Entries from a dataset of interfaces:
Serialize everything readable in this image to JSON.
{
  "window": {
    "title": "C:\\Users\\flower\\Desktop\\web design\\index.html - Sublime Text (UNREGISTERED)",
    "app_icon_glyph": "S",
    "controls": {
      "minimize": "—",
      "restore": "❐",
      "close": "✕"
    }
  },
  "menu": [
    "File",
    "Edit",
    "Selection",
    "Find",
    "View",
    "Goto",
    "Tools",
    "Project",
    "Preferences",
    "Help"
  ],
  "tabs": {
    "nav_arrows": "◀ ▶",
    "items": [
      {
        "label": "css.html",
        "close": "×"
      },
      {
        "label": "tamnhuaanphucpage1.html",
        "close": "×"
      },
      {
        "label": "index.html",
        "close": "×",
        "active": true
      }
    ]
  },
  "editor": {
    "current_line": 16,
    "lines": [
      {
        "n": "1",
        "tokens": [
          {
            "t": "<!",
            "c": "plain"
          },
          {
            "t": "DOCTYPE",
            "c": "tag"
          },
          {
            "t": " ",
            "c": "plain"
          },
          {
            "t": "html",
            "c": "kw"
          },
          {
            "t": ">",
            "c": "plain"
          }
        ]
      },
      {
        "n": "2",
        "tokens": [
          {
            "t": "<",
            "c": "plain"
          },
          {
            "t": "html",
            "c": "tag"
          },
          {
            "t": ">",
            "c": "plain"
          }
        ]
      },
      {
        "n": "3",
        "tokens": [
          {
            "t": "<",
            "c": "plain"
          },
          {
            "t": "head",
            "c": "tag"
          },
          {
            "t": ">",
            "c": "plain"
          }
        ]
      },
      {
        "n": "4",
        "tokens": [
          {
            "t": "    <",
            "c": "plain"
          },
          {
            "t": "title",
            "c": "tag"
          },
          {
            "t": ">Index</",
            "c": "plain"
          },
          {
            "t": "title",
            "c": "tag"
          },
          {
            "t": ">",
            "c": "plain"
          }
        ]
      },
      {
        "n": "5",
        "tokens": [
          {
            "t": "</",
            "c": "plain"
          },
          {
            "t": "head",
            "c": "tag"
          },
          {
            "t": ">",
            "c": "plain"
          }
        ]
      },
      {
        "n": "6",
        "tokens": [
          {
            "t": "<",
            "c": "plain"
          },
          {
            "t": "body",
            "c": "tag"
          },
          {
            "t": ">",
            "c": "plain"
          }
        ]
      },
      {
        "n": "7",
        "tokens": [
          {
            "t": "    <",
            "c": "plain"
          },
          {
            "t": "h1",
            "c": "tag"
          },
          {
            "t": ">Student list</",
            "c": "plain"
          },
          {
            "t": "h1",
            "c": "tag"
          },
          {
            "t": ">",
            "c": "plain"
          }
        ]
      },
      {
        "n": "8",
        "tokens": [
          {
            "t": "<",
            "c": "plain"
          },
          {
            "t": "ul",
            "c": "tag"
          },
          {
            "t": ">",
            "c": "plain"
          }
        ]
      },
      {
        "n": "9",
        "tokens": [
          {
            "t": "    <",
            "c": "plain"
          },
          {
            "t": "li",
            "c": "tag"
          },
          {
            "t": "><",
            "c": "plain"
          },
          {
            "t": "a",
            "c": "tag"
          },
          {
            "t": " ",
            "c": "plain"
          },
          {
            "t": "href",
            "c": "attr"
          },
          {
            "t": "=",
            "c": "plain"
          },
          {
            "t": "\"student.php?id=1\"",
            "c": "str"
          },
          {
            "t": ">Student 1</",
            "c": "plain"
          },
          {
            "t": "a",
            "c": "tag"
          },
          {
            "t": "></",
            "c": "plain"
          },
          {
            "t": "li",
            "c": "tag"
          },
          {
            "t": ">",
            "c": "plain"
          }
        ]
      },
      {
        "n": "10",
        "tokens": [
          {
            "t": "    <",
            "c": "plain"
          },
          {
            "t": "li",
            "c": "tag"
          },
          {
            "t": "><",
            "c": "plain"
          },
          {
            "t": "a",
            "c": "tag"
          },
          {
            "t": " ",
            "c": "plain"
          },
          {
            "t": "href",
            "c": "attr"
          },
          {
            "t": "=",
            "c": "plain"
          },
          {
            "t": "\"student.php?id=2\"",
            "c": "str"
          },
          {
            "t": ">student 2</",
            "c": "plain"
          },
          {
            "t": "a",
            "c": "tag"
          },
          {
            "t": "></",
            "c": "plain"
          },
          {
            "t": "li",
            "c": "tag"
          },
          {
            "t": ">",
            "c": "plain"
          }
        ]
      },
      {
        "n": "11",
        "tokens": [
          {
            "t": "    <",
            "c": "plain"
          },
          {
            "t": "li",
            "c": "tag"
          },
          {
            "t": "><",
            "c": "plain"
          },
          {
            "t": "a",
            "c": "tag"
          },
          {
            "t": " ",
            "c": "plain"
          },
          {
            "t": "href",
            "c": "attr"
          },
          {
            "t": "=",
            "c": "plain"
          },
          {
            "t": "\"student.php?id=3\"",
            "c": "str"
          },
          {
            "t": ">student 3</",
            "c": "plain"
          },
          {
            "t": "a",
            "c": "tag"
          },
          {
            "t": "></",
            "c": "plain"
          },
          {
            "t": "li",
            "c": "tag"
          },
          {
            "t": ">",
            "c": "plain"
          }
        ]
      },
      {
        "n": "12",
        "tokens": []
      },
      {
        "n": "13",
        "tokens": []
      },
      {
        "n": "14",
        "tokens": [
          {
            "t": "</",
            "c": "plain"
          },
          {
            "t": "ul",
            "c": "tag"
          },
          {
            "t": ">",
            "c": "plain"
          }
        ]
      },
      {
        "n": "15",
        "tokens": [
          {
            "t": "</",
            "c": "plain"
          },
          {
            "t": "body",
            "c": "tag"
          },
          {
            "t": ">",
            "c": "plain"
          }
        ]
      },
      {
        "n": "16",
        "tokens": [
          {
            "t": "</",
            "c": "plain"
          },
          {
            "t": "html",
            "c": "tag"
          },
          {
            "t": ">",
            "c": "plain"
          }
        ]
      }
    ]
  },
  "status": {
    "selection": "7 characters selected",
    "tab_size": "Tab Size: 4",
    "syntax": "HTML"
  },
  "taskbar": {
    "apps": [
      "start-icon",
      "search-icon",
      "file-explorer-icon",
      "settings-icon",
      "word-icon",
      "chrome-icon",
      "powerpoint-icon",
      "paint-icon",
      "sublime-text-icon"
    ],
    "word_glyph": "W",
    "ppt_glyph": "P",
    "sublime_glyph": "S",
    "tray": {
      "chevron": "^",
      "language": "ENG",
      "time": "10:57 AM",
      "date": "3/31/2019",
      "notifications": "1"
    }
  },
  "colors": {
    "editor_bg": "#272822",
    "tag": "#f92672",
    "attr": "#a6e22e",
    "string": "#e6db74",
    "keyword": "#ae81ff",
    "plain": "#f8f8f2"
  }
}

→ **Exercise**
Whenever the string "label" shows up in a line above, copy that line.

→ **Task result**
        "label": "css.html",
        "label": "tamnhuaanphucpage1.html",
        "label": "index.html",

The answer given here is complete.